Recognizing these challenges, the FDOT Complete Streets policy was officially adopted in 2014. The approach for the Department is to consider all users of all ages and abilities in how it plans, designs, builds, and operates its transportation system. Complete Streets are roads designed not only for passenger cars and trucks but also for transit riders, pedestrians, and cyclists.

Flip through the Complete Streets presentation:

The context classification system broadly identifies the various built environments in Florida based on the general characteristics of land use, development patterns, and connectivity along a state roadway. These attributes provide cues to the types of uses that will likely utilize the road. This is used to make decisions about design parameters. The presentation provides an overview of each roadway context class.

Eight Context Classifications can be found throughout Northeast Florida:

  • C1 Natural – lands preserved in a natural or wilderness condition, including lands unsuitable for settlement due to natural conditions.
  • C2 Rural – sparsely settled areas which may include agricultural land, woodland, and wetlands.
  • C2T Rural Town – rural and natural areas immediately surround small concentrations of developed regions.
  • C3R Suburban Residential – primarily residential uses within large blocks and a disconnected, sparse major roadway network.
  • C3C Suburban Commercial – mostly non-residential uses with large building footprints and parking lots.
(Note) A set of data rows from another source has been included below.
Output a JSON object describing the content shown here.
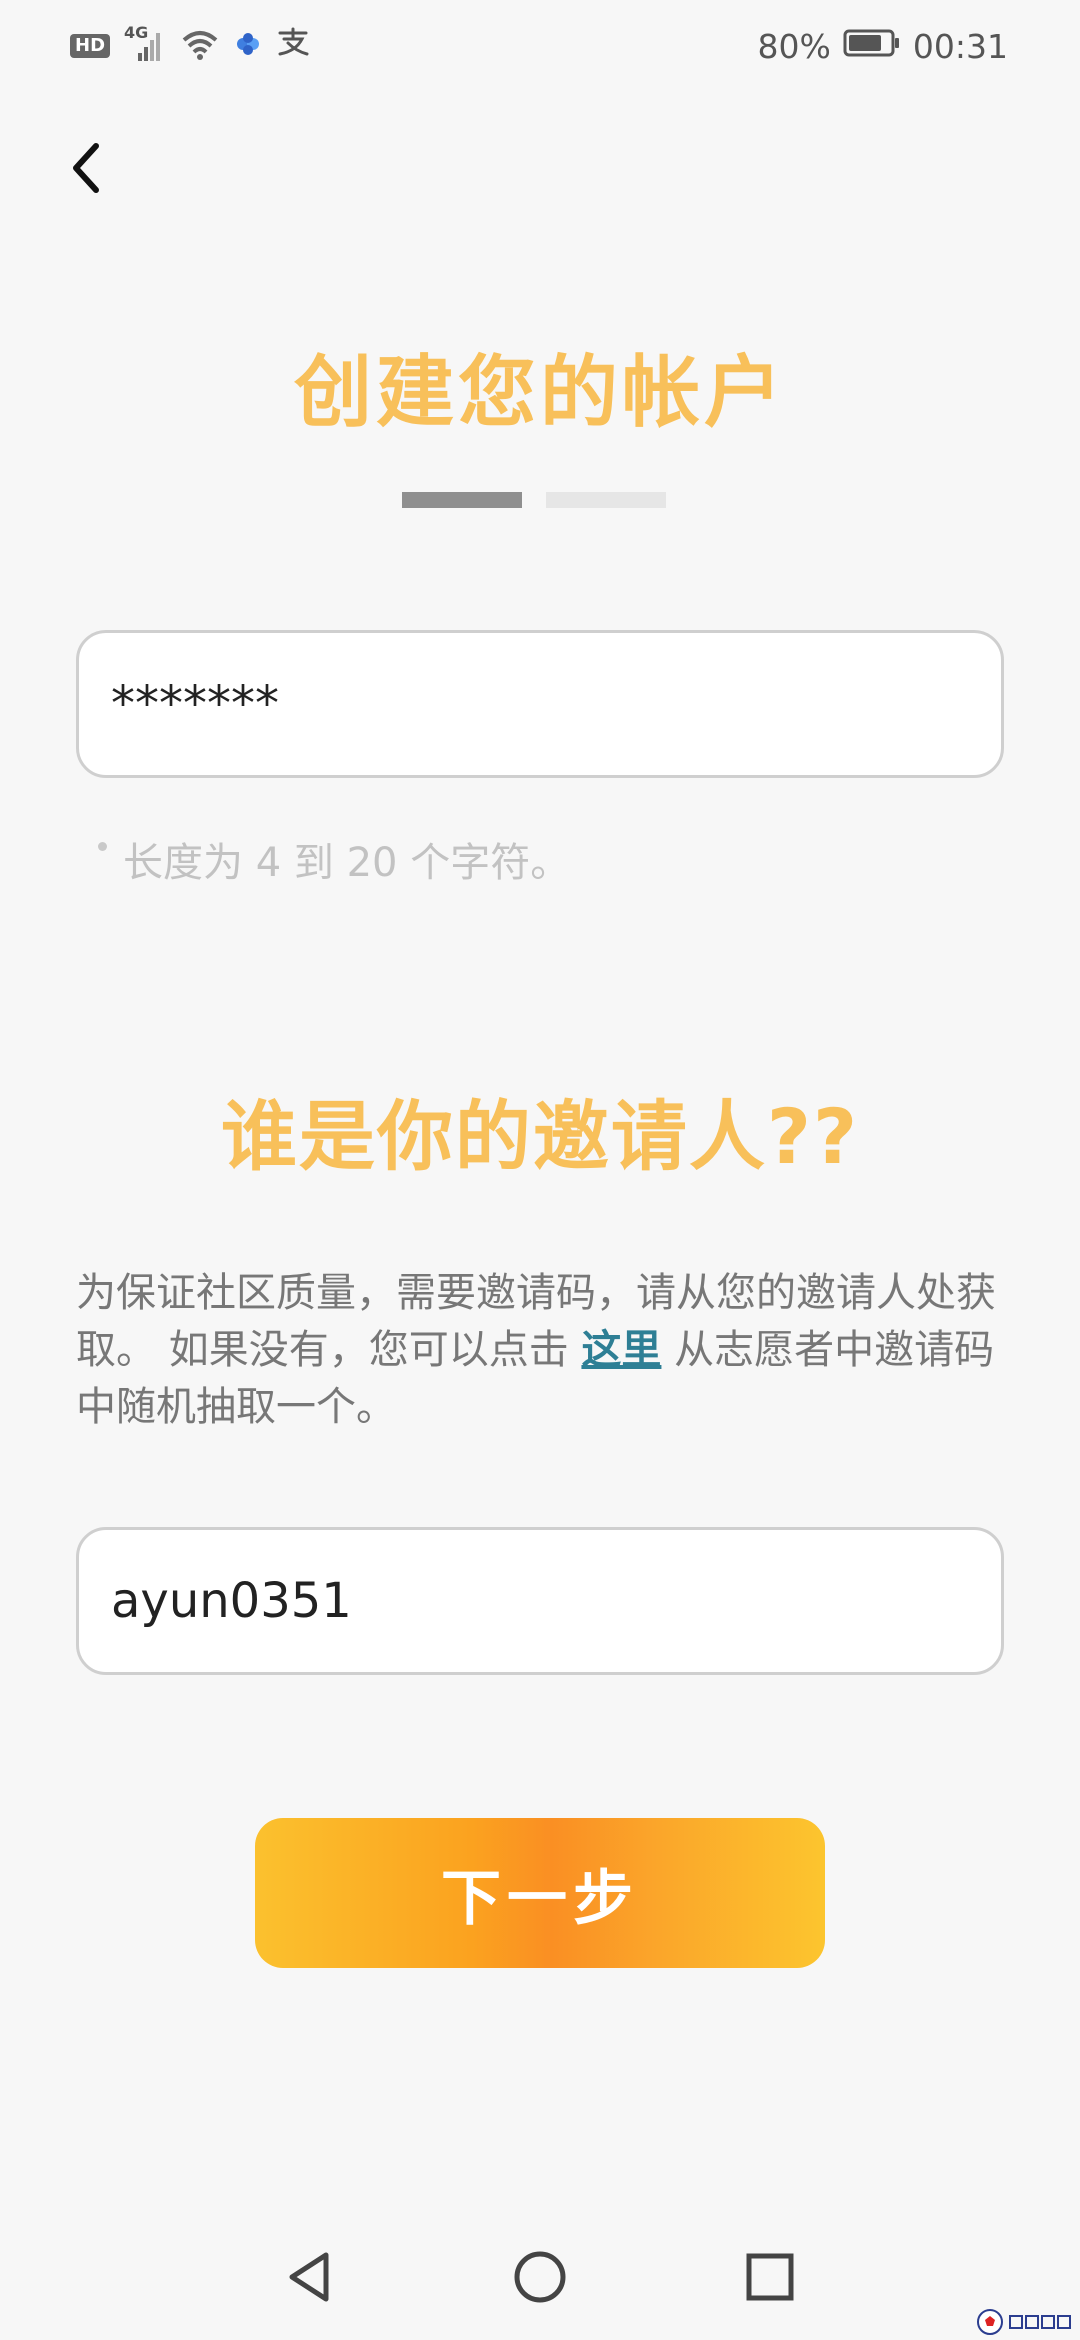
{
  "status_bar": {
    "hd_label": "HD",
    "network_label": "4G",
    "battery_percent": "80%",
    "battery_level": 0.8,
    "time": "00:31"
  },
  "header": {
    "back_icon": "chevron-left-icon"
  },
  "step1": {
    "title": "创建您的帐户",
    "password_value": "*******",
    "hint": "长度为 4 到 20 个字符。"
  },
  "steps": {
    "total": 2,
    "current": 1
  },
  "step2": {
    "title": "谁是你的邀请人??",
    "description_before": "为保证社区质量，需要邀请码，请从您的邀请人处获取。 如果没有，您可以点击 ",
    "description_link": "这里",
    "description_after": " 从志愿者中邀请码中随机抽取一个。",
    "invite_value": "ayun0351"
  },
  "actions": {
    "next_label": "下一步"
  },
  "nav": {
    "back_icon": "triangle-back-icon",
    "home_icon": "circle-home-icon",
    "recent_icon": "square-recent-icon"
  },
  "colors": {
    "title": "#f8c05a",
    "link": "#2e7f95",
    "button_start": "#fbc12e",
    "button_mid": "#fa8f23"
  }
}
Buildings are within large blocks and a disconnected/sparse roadway network.
  • C4 Urban General – areas with a mix of uses set within small blocks with a well-connected roadway network.
  • C5 Urban Center -typically concentrated around a few blocks and identified as part of a civic or economic center of a community with a well-connected grid network.
  • C6 Urban Core – areas with the highest densities and building heights within large, urbanized areas. Buildings have mixed uses and are close to roadways with a well-connected grid network.
  • LA Limited Access – roadways with grade separation and limited access, such as interstates and expressways.

Examples of strategies used in District Two to make streets safer and more complete for all users:

Towards the presentation’s conclusion are examples of successful Complete Streets projects in the Northeast Florida area, including before and after photos. One project on US 17/Main Street in Jacksonville reduced lane widths to provide space for a landscaped median and introduced street trees, enhanced crosswalks, and other features to manage speeds. As a result, it improved safety and made the roadway more accommodating for pedestrians.

Another example is along Archer Road in a more suburban area of Gainesville; we see how lane widths were reduced to provide for bicycle lanes. For instance, the introduction of a mid-block crosswalk to improve pedestrian connectivity.

A shared-use path was constructed on the right-of-way along State Road 207, a rural highway in East Palatka. The design and operation of the roadway were left unchanged for motorists. However, the new pathway provides for safer mobility of cyclists and pedestrians along the road.

We hope you take this opportunity to learn about Complete Streets and try new transportation options. The state of Florida celebrates Mobility Week to promote awareness of safe, multimodal transportation choices. Additionally, please check out our bicycle and pedestrian resources, and share the traffic safety messages.